While it normally wouldn’t sound like overwhelmingly exciting news, the idea that ESPN might soon be reaching a broadcast deal with the Korean Baseball Organization could mean that Americans may finally have their chance to see live games, ending a hiatus of live baseball that began for some as early as late last year.
The report behind the rumor originated with the Yonhap News Agency in Seoul on Monday, although the main source of the information has decided to remain anonymous.
This latest news surrounding a prospective agreement comes less than a week after ESPN’s negotiations with the KBO were apparently shut down. Initial information indicated that ESPN was seeking the broadcast rights for free, but that inquiry was nixed by Eclat, the entity that owns the international distribution rights for KBO games.
The specifics are still vague, but according to Yonhap reports, ESPN would be airing multiple games per week until Major League Baseball begins to gear up for its season, if a 2020 MLB Opening Day eventually becomes a reality.
Details regarding the exact duration of the deal and proposed financial terms were not immediately revealed.
According to the YNA website, the KBO’s regular season is scheduled to begin on May 5, more than a month after being pushed back from the original March 28 Opening Day due to the COVID-19 pandemic. It will be the second pro baseball league to begin during the pandemic. The Chinese Professional Baseball League in Taiwan was the first to resume its regular season activities.
Steve Adams at MLBTR highlighted some of the parameters that might conceivably take place with regards to health and safety standards. Adams stated that there will be multiple health regulations in place, including “multiple tests per player prior to games, no spitting allowed, players and personnel in masks throughout the stadium except on the field/in the dugout, gloves and masks for umpires, along with a strong discouragement of handshakes and high-fives.”
Adams went on further, writing that “a player showing symptoms of COVID-19 will be immediately be tested and quarantined, while his stadium would be subject to a 48-hour closure for cleaning. A positive test from a player wouldn’t necessarily shut down the league but would prompt an immediate meeting between owners, league officials and health experts about the potential stoppage of play.”

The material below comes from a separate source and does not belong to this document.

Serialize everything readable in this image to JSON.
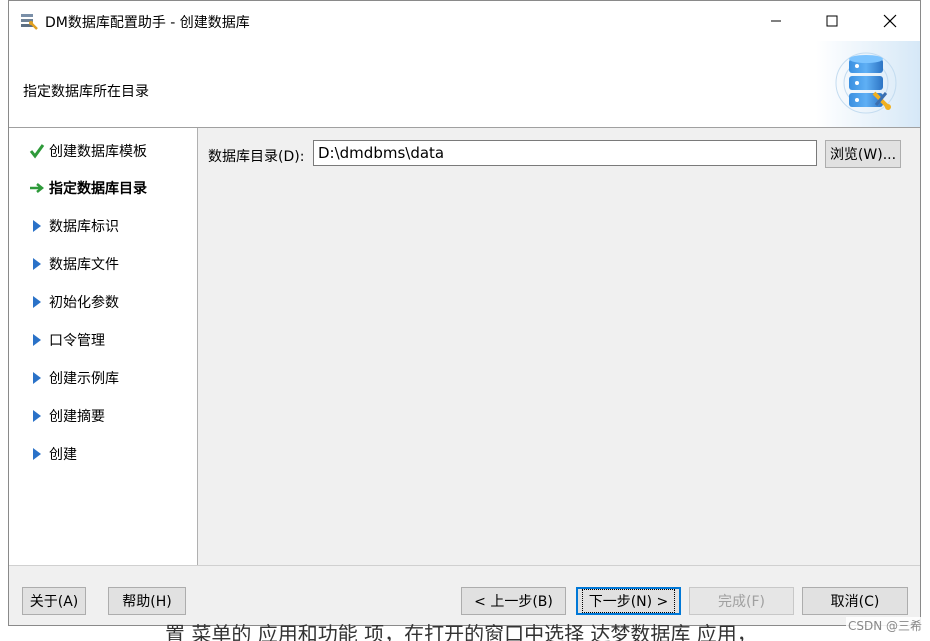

Several notable players currently participating in the KBO who were previously affiliated with the MLB include former Dodgers infield prospect Jose Miguel Fernandez, righty pitcher Raul Alcantara and outfielder Aaron Altherr.
The idea that American fans—as well as viewers from other parts of the world—might soon get at least a weekly fix of live baseball from one of the world’s most renowned leagues should provide a much needed dose of live sports entertainment during this especially trying time.